Start of LISTED ENTRIES

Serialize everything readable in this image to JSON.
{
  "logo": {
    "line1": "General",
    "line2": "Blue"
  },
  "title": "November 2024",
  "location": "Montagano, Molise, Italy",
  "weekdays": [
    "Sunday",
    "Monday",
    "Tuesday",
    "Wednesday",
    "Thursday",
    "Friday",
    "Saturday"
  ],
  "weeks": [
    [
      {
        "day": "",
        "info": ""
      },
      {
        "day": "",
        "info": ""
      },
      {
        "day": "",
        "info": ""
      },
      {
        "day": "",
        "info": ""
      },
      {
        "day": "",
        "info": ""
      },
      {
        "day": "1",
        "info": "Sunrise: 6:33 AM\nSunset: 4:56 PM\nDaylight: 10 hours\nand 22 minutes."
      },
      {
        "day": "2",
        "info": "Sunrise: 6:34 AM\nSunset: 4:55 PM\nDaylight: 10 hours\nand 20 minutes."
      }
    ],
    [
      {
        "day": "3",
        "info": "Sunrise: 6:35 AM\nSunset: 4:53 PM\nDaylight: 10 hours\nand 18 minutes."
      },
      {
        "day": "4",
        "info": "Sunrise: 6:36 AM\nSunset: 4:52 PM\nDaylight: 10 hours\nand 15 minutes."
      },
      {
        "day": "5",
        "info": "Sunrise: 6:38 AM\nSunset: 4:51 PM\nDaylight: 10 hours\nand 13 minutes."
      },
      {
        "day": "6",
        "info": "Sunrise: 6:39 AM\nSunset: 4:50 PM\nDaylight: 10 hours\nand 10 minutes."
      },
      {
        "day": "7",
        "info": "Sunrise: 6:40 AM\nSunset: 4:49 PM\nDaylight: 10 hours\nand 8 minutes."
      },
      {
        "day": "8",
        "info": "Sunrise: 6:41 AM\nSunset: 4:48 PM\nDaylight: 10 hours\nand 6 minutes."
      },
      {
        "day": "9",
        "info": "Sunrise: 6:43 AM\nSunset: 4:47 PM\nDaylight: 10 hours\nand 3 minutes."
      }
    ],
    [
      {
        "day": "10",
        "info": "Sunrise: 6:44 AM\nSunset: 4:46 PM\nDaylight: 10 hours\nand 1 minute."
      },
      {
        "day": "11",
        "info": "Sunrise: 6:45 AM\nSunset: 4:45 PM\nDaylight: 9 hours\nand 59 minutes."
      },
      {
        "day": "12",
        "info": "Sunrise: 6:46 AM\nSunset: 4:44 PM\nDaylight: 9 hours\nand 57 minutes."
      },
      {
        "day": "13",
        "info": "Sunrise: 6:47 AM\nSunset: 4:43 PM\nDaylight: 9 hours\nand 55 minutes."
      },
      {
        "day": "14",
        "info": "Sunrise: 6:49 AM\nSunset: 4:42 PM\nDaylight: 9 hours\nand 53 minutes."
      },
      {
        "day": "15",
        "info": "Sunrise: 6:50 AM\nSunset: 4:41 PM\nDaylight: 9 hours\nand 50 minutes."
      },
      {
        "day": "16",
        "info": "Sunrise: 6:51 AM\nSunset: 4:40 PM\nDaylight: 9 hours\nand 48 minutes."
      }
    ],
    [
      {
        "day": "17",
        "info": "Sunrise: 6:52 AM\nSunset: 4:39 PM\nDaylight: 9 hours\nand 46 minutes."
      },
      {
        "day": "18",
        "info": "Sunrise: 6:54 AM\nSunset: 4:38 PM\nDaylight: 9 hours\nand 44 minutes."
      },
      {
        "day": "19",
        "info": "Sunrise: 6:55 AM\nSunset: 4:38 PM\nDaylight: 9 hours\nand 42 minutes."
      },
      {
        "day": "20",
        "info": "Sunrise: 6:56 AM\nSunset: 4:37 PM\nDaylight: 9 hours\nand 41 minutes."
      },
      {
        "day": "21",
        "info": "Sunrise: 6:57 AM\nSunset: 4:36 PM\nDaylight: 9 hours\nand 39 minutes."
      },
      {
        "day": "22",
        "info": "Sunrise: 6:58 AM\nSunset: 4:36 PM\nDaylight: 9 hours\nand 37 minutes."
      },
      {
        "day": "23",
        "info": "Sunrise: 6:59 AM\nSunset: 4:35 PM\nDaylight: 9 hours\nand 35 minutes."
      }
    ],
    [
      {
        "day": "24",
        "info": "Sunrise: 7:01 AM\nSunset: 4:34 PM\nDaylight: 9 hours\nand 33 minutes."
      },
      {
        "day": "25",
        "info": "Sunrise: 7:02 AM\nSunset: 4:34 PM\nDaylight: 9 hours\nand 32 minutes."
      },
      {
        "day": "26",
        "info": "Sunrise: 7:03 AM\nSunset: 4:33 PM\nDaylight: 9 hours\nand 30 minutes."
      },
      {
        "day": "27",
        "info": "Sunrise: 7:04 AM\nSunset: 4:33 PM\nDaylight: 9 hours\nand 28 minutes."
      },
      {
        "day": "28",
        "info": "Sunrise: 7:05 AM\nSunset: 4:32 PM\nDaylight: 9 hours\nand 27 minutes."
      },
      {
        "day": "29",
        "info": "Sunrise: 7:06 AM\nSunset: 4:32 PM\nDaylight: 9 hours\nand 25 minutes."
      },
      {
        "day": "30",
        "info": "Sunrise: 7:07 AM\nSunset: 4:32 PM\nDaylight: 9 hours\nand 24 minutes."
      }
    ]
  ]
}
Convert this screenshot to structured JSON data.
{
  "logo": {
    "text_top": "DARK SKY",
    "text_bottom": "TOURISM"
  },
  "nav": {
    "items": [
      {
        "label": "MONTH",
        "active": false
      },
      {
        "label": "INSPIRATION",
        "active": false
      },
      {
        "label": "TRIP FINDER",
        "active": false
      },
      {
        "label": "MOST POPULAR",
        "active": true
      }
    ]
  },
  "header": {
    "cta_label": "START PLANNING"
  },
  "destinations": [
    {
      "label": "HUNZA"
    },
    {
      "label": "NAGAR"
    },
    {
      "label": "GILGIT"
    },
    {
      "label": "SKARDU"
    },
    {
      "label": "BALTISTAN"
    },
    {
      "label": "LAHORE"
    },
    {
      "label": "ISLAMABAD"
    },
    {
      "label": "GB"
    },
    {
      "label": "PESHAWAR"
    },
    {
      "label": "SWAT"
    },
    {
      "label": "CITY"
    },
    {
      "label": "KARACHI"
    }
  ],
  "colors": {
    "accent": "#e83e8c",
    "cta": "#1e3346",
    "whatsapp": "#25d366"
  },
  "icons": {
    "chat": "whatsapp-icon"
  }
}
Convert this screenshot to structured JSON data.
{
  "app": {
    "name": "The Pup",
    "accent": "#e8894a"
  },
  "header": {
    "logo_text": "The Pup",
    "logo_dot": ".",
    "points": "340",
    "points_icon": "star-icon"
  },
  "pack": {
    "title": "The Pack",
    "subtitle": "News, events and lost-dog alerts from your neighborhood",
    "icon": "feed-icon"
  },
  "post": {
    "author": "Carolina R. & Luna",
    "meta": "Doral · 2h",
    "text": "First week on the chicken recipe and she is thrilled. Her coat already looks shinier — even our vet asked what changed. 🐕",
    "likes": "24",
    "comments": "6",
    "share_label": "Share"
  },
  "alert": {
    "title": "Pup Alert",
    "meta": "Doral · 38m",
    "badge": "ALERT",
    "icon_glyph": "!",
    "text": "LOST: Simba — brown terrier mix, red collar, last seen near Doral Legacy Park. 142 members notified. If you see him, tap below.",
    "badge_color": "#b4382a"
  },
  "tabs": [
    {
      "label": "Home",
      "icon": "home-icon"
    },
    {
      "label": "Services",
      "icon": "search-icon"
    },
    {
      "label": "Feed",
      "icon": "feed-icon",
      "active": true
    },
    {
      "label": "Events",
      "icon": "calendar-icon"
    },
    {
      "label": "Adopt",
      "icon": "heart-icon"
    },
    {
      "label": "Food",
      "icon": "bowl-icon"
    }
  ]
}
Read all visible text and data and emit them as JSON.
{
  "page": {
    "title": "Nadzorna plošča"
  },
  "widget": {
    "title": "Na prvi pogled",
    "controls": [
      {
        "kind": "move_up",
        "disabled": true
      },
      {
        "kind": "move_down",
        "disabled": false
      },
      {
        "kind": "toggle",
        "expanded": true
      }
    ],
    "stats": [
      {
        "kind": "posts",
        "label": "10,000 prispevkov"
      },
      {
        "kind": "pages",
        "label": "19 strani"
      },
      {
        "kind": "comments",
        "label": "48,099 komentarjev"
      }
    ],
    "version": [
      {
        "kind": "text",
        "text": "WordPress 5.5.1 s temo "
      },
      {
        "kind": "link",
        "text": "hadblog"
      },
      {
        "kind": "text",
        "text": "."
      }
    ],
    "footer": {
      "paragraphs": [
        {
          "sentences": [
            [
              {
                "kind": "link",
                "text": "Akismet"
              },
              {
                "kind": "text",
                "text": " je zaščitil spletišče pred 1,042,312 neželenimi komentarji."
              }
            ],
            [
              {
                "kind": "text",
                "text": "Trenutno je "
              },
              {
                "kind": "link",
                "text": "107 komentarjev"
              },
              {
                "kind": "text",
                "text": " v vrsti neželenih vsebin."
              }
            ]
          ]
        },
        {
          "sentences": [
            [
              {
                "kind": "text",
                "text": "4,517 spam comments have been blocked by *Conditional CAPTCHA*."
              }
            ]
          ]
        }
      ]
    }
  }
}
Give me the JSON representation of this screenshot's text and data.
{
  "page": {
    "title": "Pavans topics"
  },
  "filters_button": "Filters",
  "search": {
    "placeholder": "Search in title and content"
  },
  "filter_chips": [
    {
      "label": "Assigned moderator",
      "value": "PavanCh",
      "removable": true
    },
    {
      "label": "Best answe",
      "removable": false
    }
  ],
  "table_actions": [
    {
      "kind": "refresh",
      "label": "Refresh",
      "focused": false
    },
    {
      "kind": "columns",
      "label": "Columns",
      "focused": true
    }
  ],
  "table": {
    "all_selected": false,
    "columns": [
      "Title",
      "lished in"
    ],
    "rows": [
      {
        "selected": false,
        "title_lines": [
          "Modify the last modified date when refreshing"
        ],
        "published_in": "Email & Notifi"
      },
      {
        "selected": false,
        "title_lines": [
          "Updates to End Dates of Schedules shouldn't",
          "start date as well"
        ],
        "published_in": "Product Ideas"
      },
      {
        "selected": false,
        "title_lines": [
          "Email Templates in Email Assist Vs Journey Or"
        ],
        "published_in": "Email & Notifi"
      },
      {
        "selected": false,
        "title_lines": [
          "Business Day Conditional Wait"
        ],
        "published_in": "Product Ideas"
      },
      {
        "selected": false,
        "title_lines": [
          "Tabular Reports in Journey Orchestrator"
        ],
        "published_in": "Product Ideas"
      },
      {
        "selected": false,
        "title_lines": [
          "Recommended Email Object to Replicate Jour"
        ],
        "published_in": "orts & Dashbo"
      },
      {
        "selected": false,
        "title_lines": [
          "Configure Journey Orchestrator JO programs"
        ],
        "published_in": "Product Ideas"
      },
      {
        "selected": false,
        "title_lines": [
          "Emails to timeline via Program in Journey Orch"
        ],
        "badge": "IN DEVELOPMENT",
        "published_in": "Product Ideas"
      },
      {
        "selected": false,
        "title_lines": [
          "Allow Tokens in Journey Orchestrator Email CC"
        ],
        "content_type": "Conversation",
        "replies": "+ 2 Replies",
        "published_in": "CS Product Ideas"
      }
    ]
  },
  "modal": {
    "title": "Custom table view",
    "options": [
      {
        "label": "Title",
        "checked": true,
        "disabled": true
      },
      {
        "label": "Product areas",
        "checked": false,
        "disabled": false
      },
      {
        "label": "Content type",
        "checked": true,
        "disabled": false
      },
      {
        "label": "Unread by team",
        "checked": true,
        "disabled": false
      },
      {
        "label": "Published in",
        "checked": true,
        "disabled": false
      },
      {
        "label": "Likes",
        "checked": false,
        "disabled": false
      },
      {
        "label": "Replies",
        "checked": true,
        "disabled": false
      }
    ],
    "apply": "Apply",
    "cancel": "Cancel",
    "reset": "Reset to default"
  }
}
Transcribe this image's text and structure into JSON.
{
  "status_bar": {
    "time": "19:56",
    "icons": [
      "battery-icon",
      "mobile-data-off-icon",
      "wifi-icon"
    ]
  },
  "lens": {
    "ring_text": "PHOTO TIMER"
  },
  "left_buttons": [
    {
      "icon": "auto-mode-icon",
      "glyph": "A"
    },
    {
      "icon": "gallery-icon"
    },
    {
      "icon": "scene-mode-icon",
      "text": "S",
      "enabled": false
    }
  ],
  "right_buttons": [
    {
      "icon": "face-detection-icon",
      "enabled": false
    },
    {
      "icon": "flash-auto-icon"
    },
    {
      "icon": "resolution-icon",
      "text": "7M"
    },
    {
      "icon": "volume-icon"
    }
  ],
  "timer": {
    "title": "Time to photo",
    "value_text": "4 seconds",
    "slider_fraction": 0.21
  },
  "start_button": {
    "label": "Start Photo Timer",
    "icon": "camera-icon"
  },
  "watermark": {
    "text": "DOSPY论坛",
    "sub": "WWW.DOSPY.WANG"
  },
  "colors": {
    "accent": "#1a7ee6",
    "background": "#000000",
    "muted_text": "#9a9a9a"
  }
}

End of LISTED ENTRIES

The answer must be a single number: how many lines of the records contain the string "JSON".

6